Nobody could blame you if you weren’t aware of Anonymous’ War on Scientology. While interesting, it’s a little obscure, which sadly somewhat interferes with their mission.
The short version: The Church of Scientology has a long history of wielding lawsuits against former members and critical outsiders, usually copyright and trade secret claims. Whether it’s reasonable for a religion to have trade secrets is a subject of a lot of discussion. Places like XENU.net, the home of Operation Clambake, have a lot of backstory on the CoS’s beliefs and behaviors and goes a long way towards explaining why some people have a problem with the CoS.
When the CoS exerted a lot of effort recently to suppress a video of famous Scientologist Tom Cruise being, well… odd, even for Tom Cruise, it apparently kicked off an internet phenomenon. Anonymous declared war on the CoS, which up until Saturday was primarily online shenanigans of the hacker variety. There’s a collection of information trying to make sense of it over here.

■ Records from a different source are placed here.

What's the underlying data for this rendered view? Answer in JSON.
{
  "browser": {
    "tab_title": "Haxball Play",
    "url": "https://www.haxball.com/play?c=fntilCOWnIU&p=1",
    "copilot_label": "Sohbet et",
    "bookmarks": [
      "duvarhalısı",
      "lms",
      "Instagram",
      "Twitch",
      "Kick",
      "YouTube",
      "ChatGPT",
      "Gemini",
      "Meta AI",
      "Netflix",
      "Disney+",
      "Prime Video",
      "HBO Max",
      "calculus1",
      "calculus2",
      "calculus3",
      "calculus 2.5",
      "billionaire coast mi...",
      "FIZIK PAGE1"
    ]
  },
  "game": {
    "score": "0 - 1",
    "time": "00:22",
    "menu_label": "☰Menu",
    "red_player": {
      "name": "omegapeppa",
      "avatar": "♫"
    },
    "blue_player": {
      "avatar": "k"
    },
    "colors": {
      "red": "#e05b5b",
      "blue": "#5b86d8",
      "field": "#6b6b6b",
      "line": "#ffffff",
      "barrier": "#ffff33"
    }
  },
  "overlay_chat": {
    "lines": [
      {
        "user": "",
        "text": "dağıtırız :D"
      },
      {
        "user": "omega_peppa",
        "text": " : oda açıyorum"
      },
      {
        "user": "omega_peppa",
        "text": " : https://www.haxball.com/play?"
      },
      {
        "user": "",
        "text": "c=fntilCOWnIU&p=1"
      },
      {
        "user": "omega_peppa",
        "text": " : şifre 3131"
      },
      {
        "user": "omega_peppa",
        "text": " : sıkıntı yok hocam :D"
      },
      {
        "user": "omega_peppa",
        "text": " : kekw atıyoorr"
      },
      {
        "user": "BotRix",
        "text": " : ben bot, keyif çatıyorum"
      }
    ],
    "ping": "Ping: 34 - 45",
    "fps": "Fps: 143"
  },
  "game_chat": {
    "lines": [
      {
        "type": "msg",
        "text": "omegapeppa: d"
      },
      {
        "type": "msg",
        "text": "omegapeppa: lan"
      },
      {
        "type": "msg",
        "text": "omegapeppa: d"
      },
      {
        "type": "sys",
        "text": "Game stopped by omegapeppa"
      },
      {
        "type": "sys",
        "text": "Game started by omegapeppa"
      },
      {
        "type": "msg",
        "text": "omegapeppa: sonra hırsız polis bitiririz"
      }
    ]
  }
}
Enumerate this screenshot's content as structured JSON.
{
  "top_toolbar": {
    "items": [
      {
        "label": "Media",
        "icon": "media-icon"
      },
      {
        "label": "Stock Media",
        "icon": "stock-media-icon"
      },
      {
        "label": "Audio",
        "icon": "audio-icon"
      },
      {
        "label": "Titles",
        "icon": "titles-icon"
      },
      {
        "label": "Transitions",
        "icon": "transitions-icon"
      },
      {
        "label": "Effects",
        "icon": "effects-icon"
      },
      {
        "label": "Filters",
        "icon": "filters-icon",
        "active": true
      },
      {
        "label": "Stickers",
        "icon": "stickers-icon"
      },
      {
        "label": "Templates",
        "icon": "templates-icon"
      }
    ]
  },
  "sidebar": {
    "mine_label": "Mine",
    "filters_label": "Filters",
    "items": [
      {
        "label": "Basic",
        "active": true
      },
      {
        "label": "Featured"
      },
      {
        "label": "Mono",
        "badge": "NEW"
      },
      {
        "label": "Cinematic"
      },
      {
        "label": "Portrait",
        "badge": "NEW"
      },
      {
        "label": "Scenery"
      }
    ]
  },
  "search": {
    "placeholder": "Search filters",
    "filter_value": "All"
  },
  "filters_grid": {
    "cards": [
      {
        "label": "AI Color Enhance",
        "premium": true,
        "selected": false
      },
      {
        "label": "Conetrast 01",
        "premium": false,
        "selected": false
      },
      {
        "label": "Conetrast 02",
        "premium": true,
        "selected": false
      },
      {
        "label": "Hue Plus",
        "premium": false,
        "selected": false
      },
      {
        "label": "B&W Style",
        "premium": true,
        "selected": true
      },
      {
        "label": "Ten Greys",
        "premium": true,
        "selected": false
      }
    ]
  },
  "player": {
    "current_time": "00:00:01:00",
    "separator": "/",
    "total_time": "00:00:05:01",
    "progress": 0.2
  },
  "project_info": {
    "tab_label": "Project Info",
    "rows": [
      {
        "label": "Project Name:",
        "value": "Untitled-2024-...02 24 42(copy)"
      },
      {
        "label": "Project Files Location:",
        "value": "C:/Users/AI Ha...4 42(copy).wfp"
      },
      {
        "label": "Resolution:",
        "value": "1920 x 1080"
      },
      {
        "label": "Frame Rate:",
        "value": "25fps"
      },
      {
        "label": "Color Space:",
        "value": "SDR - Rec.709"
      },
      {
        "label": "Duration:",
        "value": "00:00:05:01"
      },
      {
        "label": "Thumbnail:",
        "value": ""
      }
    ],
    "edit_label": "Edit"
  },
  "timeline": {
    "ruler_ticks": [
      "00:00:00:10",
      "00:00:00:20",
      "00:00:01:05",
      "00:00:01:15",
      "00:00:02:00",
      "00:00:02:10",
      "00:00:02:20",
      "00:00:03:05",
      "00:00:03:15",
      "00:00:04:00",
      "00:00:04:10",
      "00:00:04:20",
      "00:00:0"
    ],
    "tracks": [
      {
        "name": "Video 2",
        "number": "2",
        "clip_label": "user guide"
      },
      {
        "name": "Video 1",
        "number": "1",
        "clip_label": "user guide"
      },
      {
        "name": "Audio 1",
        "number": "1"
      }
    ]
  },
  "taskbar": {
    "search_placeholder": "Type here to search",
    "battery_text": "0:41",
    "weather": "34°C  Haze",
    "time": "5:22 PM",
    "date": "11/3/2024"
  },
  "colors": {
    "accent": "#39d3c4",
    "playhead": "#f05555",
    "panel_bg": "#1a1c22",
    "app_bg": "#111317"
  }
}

Saturday was the first live event revolving around this phenomenon, with hundreds of people showing up at Scientology centers all over the world. There’s a collection of videos and citations of them over here, which included the following one at the CoS center off Dupont Circle. Don’t bother looking for coverage of it in WaPo.
If you’re wondering “why would anyone play that horrific song,” well, it’s because apparently the kind of people interested in Anonymous’ war on Scientology also think the Rickroll meme is funny. Which it kinda is, in the same way as the old joke “how do you keep a moron in suspense?” is funny. However since the whole point is to get someone to subject themselves to it by telling them it’s something else, it doesn’t make a lot of sense in this context. Here it just makes passers-by wonder “if their taste in music is that bad then maybe Scientology is okay.”
On the other hand, I think more protests should involve dancing, even if it’s to crap 80s songs.
This post appeared in its original form at DC Metblogs